▶ **THE INPUT**
Start of Block
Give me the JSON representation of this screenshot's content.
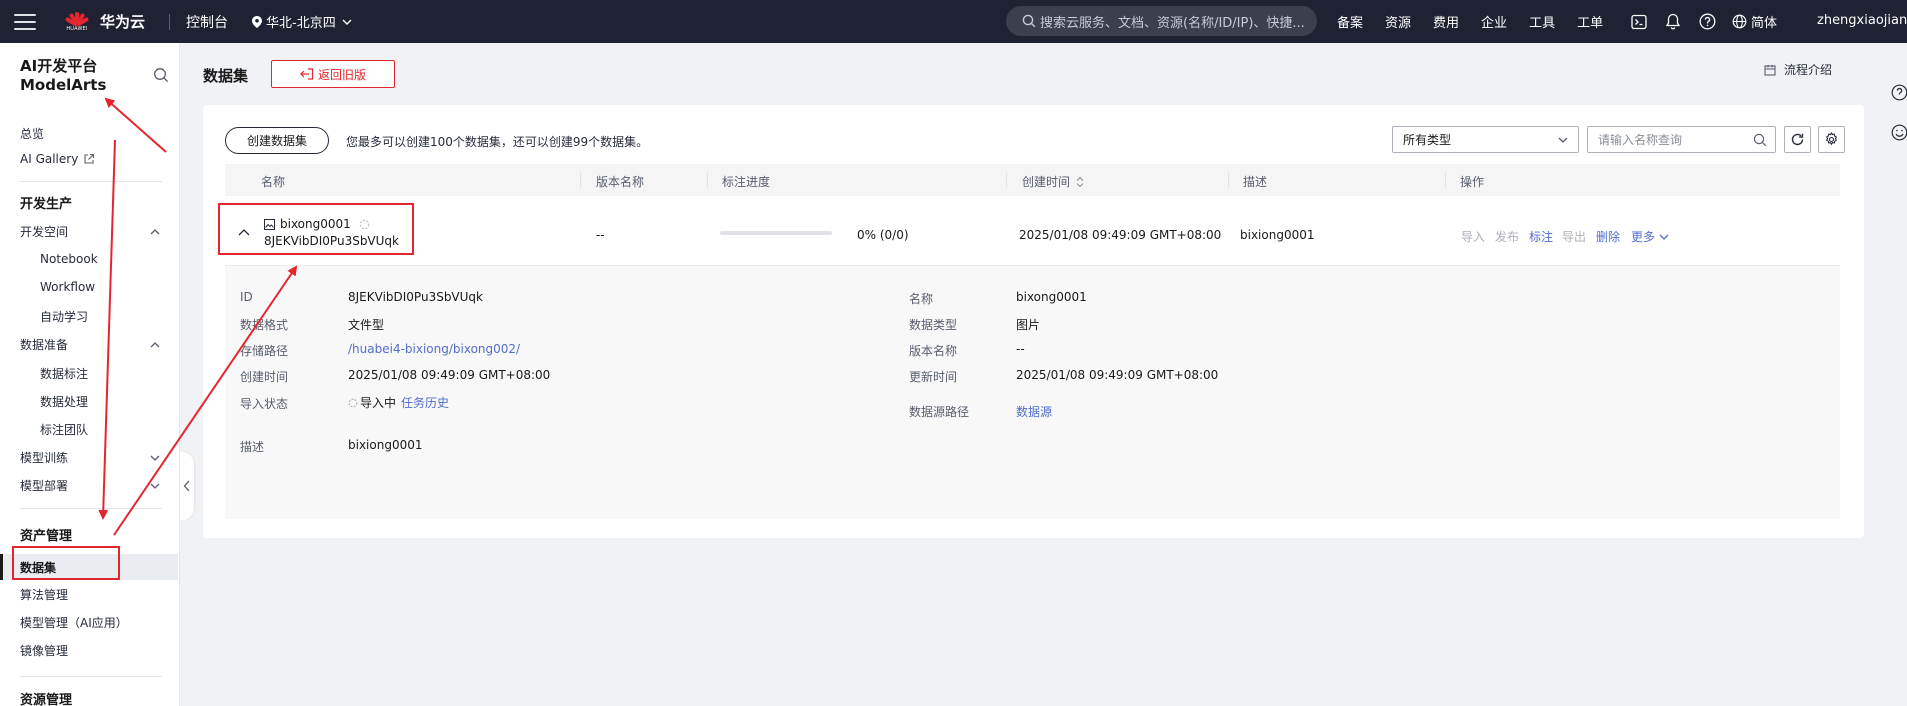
{
  "topbar": {
    "brand_small": "HUAWEI",
    "brand": "华为云",
    "console": "控制台",
    "region": "华北-北京四",
    "search_placeholder": "搜索云服务、文档、资源(名称/ID/IP)、快捷...",
    "nav": [
      "备案",
      "资源",
      "费用",
      "企业",
      "工具",
      "工单"
    ],
    "icons": [
      "terminal-icon",
      "bell-icon",
      "help-icon"
    ],
    "language": "简体",
    "username": "zhengxiaojian"
  },
  "sidebar": {
    "title_line1": "AI开发平台",
    "title_line2": "ModelArts",
    "overview": "总览",
    "ai_gallery": "AI Gallery",
    "dev_production": "开发生产",
    "dev_space": "开发空间",
    "notebook": "Notebook",
    "workflow": "Workflow",
    "auto_learning": "自动学习",
    "data_prep": "数据准备",
    "data_labeling": "数据标注",
    "data_processing": "数据处理",
    "labeling_team": "标注团队",
    "model_training": "模型训练",
    "model_deploy": "模型部署",
    "asset_mgmt": "资产管理",
    "datasets": "数据集",
    "algorithm_mgmt": "算法管理",
    "model_mgmt": "模型管理（AI应用）",
    "image_mgmt": "镜像管理",
    "resource_mgmt": "资源管理"
  },
  "main": {
    "title": "数据集",
    "back_old_label": "返回旧版",
    "flow_intro_label": "流程介绍",
    "create_label": "创建数据集",
    "quota_text": "您最多可以创建100个数据集，还可以创建99个数据集。",
    "type_select_value": "所有类型",
    "search_placeholder": "请输入名称查询",
    "columns": {
      "name": "名称",
      "version": "版本名称",
      "progress": "标注进度",
      "created": "创建时间",
      "description": "描述",
      "actions": "操作"
    },
    "row": {
      "name": "bixong0001",
      "id": "8JEKVibDI0Pu3SbVUqk",
      "version": "--",
      "progress_text": "0% (0/0)",
      "progress_value": 0,
      "created": "2025/01/08 09:49:09 GMT+08:00",
      "description": "bixiong0001",
      "actions": {
        "import": "导入",
        "publish": "发布",
        "label": "标注",
        "export": "导出",
        "delete": "删除",
        "more": "更多"
      }
    },
    "detail": {
      "id_label": "ID",
      "id_value": "8JEKVibDI0Pu3SbVUqk",
      "format_label": "数据格式",
      "format_value": "文件型",
      "path_label": "存储路径",
      "path_value": "/huabei4-bixiong/bixong002/",
      "created_label": "创建时间",
      "created_value": "2025/01/08 09:49:09 GMT+08:00",
      "import_status_label": "导入状态",
      "import_status_value": "导入中",
      "task_history": "任务历史",
      "desc_label": "描述",
      "desc_value": "bixiong0001",
      "name_label": "名称",
      "name_value": "bixong0001",
      "data_type_label": "数据类型",
      "data_type_value": "图片",
      "version_label": "版本名称",
      "version_value": "--",
      "updated_label": "更新时间",
      "updated_value": "2025/01/08 09:49:09 GMT+08:00",
      "source_path_label": "数据源路径",
      "source_path_value": "数据源"
    }
  },
  "colors": {
    "topbar_bg": "#1e2233",
    "accent_red": "#e3262e",
    "link_blue": "#526ecc",
    "sidebar_active": "#e9ecf1"
  }
}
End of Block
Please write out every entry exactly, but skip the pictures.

Give me the JSON representation of this screenshot's content.
{
  "topbar": {
    "brand_small": "HUAWEI",
    "brand": "华为云",
    "console": "控制台",
    "region": "华北-北京四",
    "search_placeholder": "搜索云服务、文档、资源(名称/ID/IP)、快捷...",
    "nav": [
      "备案",
      "资源",
      "费用",
      "企业",
      "工具",
      "工单"
    ],
    "icons": [
      "terminal-icon",
      "bell-icon",
      "help-icon"
    ],
    "language": "简体",
    "username": "zhengxiaojian"
  },
  "sidebar": {
    "title_line1": "AI开发平台",
    "title_line2": "ModelArts",
    "overview": "总览",
    "ai_gallery": "AI Gallery",
    "dev_production": "开发生产",
    "dev_space": "开发空间",
    "notebook": "Notebook",
    "workflow": "Workflow",
    "auto_learning": "自动学习",
    "data_prep": "数据准备",
    "data_labeling": "数据标注",
    "data_processing": "数据处理",
    "labeling_team": "标注团队",
    "model_training": "模型训练",
    "model_deploy": "模型部署",
    "asset_mgmt": "资产管理",
    "datasets": "数据集",
    "algorithm_mgmt": "算法管理",
    "model_mgmt": "模型管理（AI应用）",
    "image_mgmt": "镜像管理",
    "resource_mgmt": "资源管理"
  },
  "main": {
    "title": "数据集",
    "back_old_label": "返回旧版",
    "flow_intro_label": "流程介绍",
    "create_label": "创建数据集",
    "quota_text": "您最多可以创建100个数据集，还可以创建99个数据集。",
    "type_select_value": "所有类型",
    "search_placeholder": "请输入名称查询",
    "columns": {
      "name": "名称",
      "version": "版本名称",
      "progress": "标注进度",
      "created": "创建时间",
      "description": "描述",
      "actions": "操作"
    },
    "row": {
      "name": "bixong0001",
      "id": "8JEKVibDI0Pu3SbVUqk",
      "version": "--",
      "progress_text": "0% (0/0)",
      "progress_value": 0,
      "created": "2025/01/08 09:49:09 GMT+08:00",
      "description": "bixiong0001",
      "actions": {
        "import": "导入",
        "publish": "发布",
        "label": "标注",
        "export": "导出",
        "delete": "删除",
        "more": "更多"
      }
    },
    "detail": {
      "id_label": "ID",
      "id_value": "8JEKVibDI0Pu3SbVUqk",
      "format_label": "数据格式",
      "format_value": "文件型",
      "path_label": "存储路径",
      "path_value": "/huabei4-bixiong/bixong002/",
      "created_label": "创建时间",
      "created_value": "2025/01/08 09:49:09 GMT+08:00",
      "import_status_label": "导入状态",
      "import_status_value": "导入中",
      "task_history": "任务历史",
      "desc_label": "描述",
      "desc_value": "bixiong0001",
      "name_label": "名称",
      "name_value": "bixong0001",
      "data_type_label": "数据类型",
      "data_type_value": "图片",
      "version_label": "版本名称",
      "version_value": "--",
      "updated_label": "更新时间",
      "updated_value": "2025/01/08 09:49:09 GMT+08:00",
      "source_path_label": "数据源路径",
      "source_path_value": "数据源"
    }
  },
  "colors": {
    "topbar_bg": "#1e2233",
    "accent_red": "#e3262e",
    "link_blue": "#526ecc",
    "sidebar_active": "#e9ecf1"
  }
}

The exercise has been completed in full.